Medical implants of the future may feature reconfigurable electronic platforms that can morph in shape and size dynamically.
Using a game, researchers are rehabilitating children who suffer from cognitive impairment after surviving life-threatening diseases such as malaria and HIV.
Scientists have now produced tiny diamonds, so-called "nanodiamonds", which could serve as a platform for both the therapy and diagnosis of brain diseases.
Researchers have developed an organ-on-an-electronic-chip platform, which uses bioelectrical sensors to measure the electrophysiology of the heart cells in three dimensions.
Researchers have developed biodegradable microresonators that could soon be used in implants to control the release of painkillers within tissue.
Scientists have found the perfect geometry: on a newly developed 3D silicone lattice, human stem cells will grow and behave in the same way as they do inside the human body.
Scientists have developed a robot that looks and moves like a jellyfish; the aim is for Jellyfishbot to be applied in the treatment of cancer.
Using AI, researchers have succeeded in making the mass analysis of proteins from any organism significantly faster than before and almost error-free.
VR can identify early Alzheimer’s disease more accurately than ‘gold standard’ cognitive tests currently in use, suggests new research from the University of Cambridge.
A simple innovation the size of a grain of sand means we can now analyse cells and tiny particles as if they were inside the human body.
The current innovation process for medical technologies risks stifling the development of new devices, a leading researcher has argued.
Scientists have developed a new technique for the decontamination of organs before transplantation using ultraviolet and red light irradiation.
Engineers have combined CRISPR with electronic transistors made from graphene to create a new hand-held device that can detect specific genetic mutations in a matter of minutes.
The clinical trial to determine whether a smartwatch app that analyzes pulse-rate data can screen for a heart-rhythm disorder has enrolled more than 400,000 participants.

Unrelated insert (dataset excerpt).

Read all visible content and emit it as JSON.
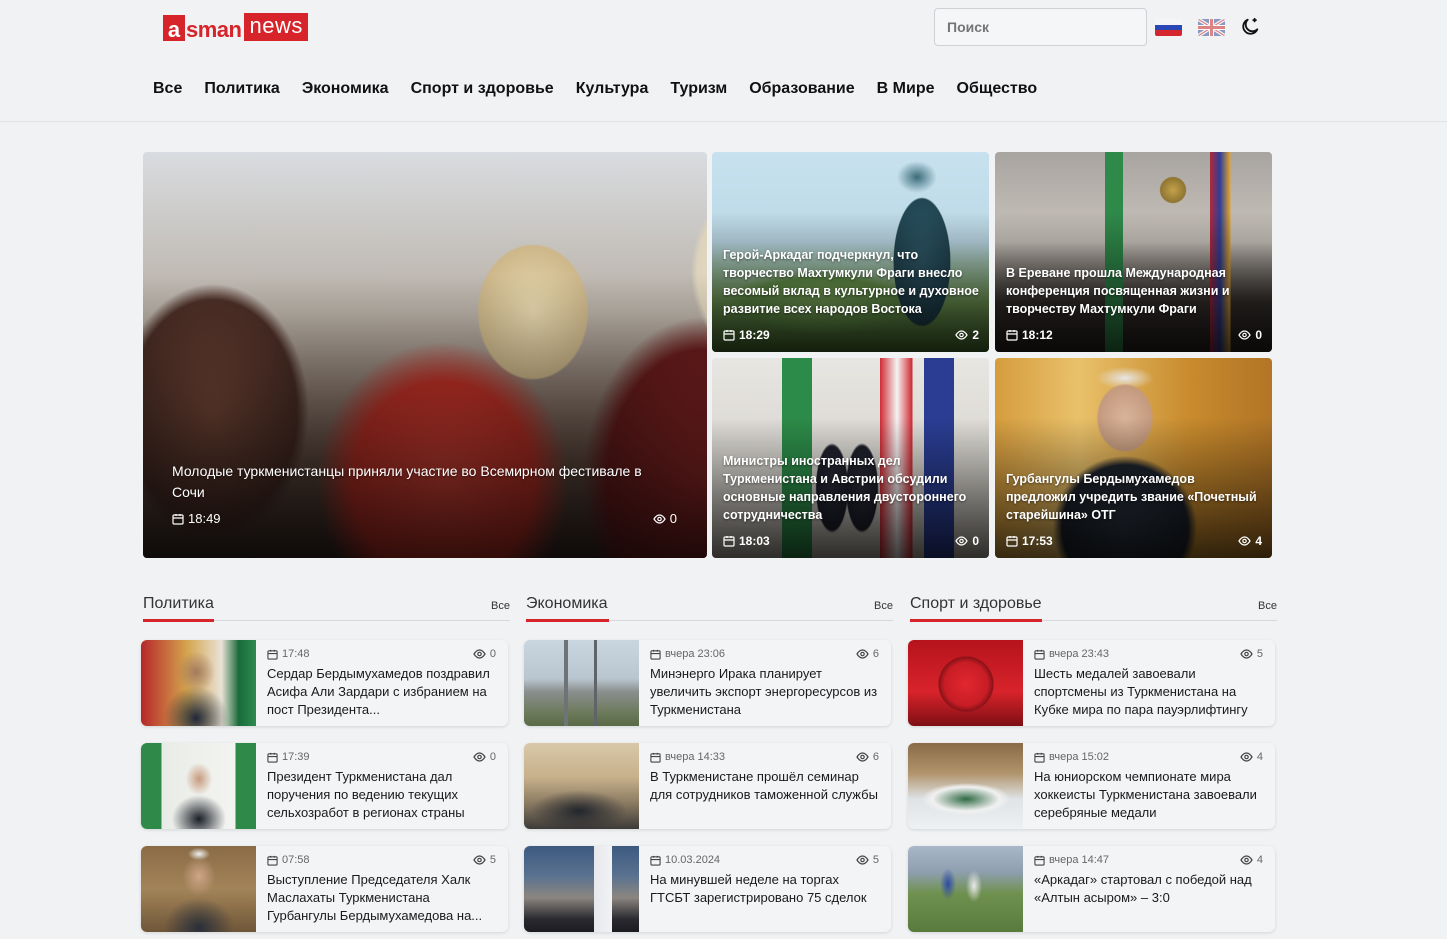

Researchers have built a device that could protect your pacemaker, other medical tech from remote hacks before they happen.
A machine learning algorithm was able to sort children with arthritis into distinct categories based on their patterns of inflamed joints in the body in a way that was also predictive of disease outcome.

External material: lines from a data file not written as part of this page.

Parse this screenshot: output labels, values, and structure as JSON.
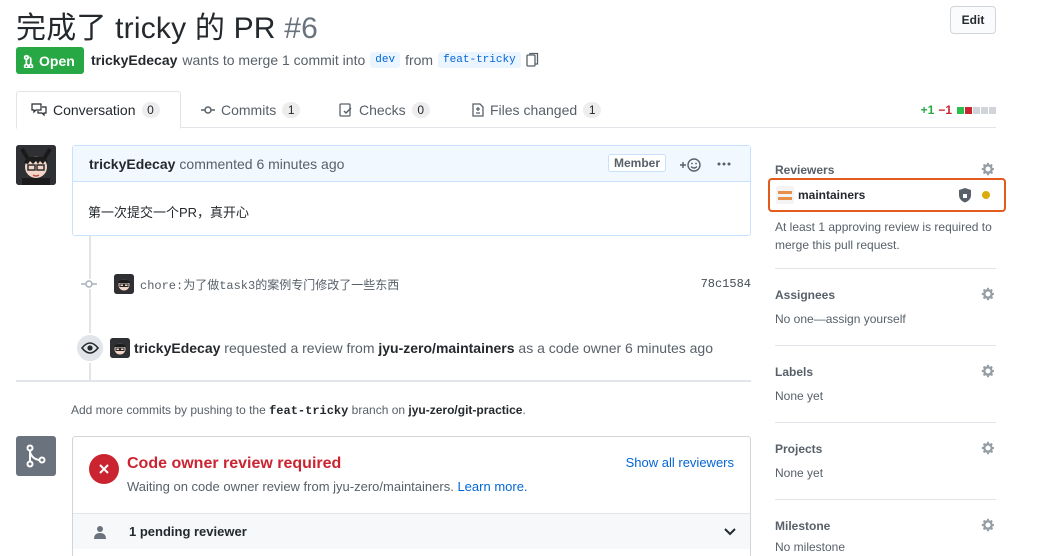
{
  "header": {
    "title_text": "完成了 tricky 的 PR",
    "title_number": "#6",
    "edit_label": "Edit"
  },
  "state": {
    "label": "Open",
    "author": "trickyEdecay",
    "merge_text": "wants to merge 1 commit into",
    "base_branch": "dev",
    "from_text": "from",
    "head_branch": "feat-tricky"
  },
  "tabs": [
    {
      "label": "Conversation",
      "count": "0"
    },
    {
      "label": "Commits",
      "count": "1"
    },
    {
      "label": "Checks",
      "count": "0"
    },
    {
      "label": "Files changed",
      "count": "1"
    }
  ],
  "diffstat": {
    "additions": "+1",
    "deletions": "−1"
  },
  "comment": {
    "author": "trickyEdecay",
    "action": "commented 6 minutes ago",
    "role": "Member",
    "body": "第一次提交一个PR，真开心"
  },
  "commit": {
    "message": "chore:为了做task3的案例专门修改了一些东西",
    "sha": "78c1584"
  },
  "review_event": {
    "author": "trickyEdecay",
    "text1": "requested a review from",
    "team": "jyu-zero/maintainers",
    "text2": "as a code owner 6 minutes ago"
  },
  "hint": {
    "prefix": "Add more commits by pushing to the",
    "branch": "feat-tricky",
    "middle": "branch on",
    "repo": "jyu-zero/git-practice",
    "suffix": "."
  },
  "merge_box": {
    "title": "Code owner review required",
    "subtitle": "Waiting on code owner review from jyu-zero/maintainers.",
    "learn_more": "Learn more.",
    "show_all": "Show all reviewers",
    "pending": "1 pending reviewer"
  },
  "sidebar": {
    "reviewers": {
      "heading": "Reviewers",
      "team": "maintainers",
      "note": "At least 1 approving review is required to merge this pull request."
    },
    "assignees": {
      "heading": "Assignees",
      "value": "No one—assign yourself"
    },
    "labels": {
      "heading": "Labels",
      "value": "None yet"
    },
    "projects": {
      "heading": "Projects",
      "value": "None yet"
    },
    "milestone": {
      "heading": "Milestone",
      "value": "No milestone"
    }
  },
  "colors": {
    "open_green": "#28a745",
    "error_red": "#cb2431",
    "link_blue": "#0366d6",
    "highlight_orange": "#e25a1c",
    "pending_dot": "#dbab09"
  }
}
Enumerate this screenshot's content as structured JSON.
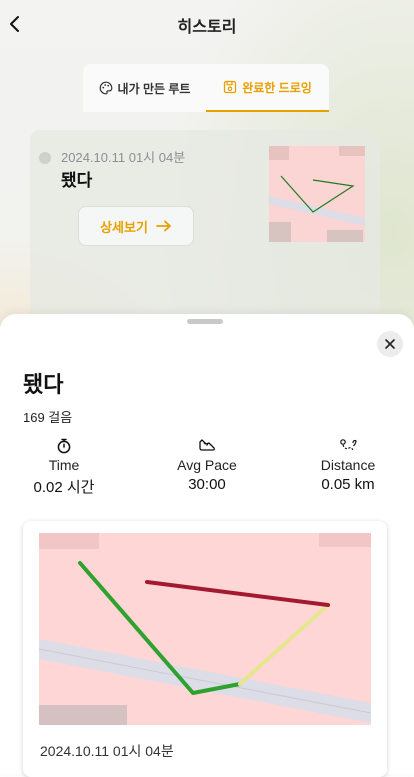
{
  "header": {
    "title": "히스토리",
    "back_icon": "chevron-left-icon"
  },
  "tabs": [
    {
      "label": "내가 만든 루트",
      "icon": "palette-icon",
      "active": false
    },
    {
      "label": "완료한 드로잉",
      "icon": "save-icon",
      "active": true
    }
  ],
  "history_card": {
    "date": "2024.10.11 01시 04분",
    "title": "됐다",
    "detail_button": "상세보기",
    "detail_icon": "arrow-right-icon"
  },
  "sheet": {
    "title": "됐다",
    "steps": "169 걸음",
    "stats": [
      {
        "label": "Time",
        "value": "0.02 시간",
        "icon": "stopwatch-icon"
      },
      {
        "label": "Avg Pace",
        "value": "30:00",
        "icon": "running-shoe-icon"
      },
      {
        "label": "Distance",
        "value": "0.05 km",
        "icon": "route-icon"
      }
    ],
    "map_date": "2024.10.11 01시 04분"
  },
  "colors": {
    "accent": "#e7a000",
    "map_background": "#ffd6d6",
    "road": "#dcdde7",
    "route_green": "#2ea12e",
    "route_yellow": "#e6e68f",
    "route_red": "#a3192f"
  }
}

Prototype web portal shows technology’s potential to protect and streamline the clinical trials process.
Researchers have developed an app that uses sonar to monitor someone's breathing rate and sense when an opioid overdose has occurred.
Researchers have developed a system using artificial intelligence to quickly diagnose and classify brain hemorrhages and to provide the basis of its decisions from relatively small image datasets.
Researchers have created a novel 3D printing workflow that allows cardiologists to evaluate how different valve sizes will interact with each patient's unique anatomy, before the medical procedure is actually performed.
Searching through the mountains of published cancer research could be made easier for scientists, thanks to a new AI system.
“The digital transformation will make healthcare even more human. It will enable us to provide preventive and personalized healthcare,” says Prof. Dr. Koen Kas, Professor of Oncology at Ghent University, Belgium.
Scientists have developed machine learning algorithms that can predict yeast metabolism from its protein content.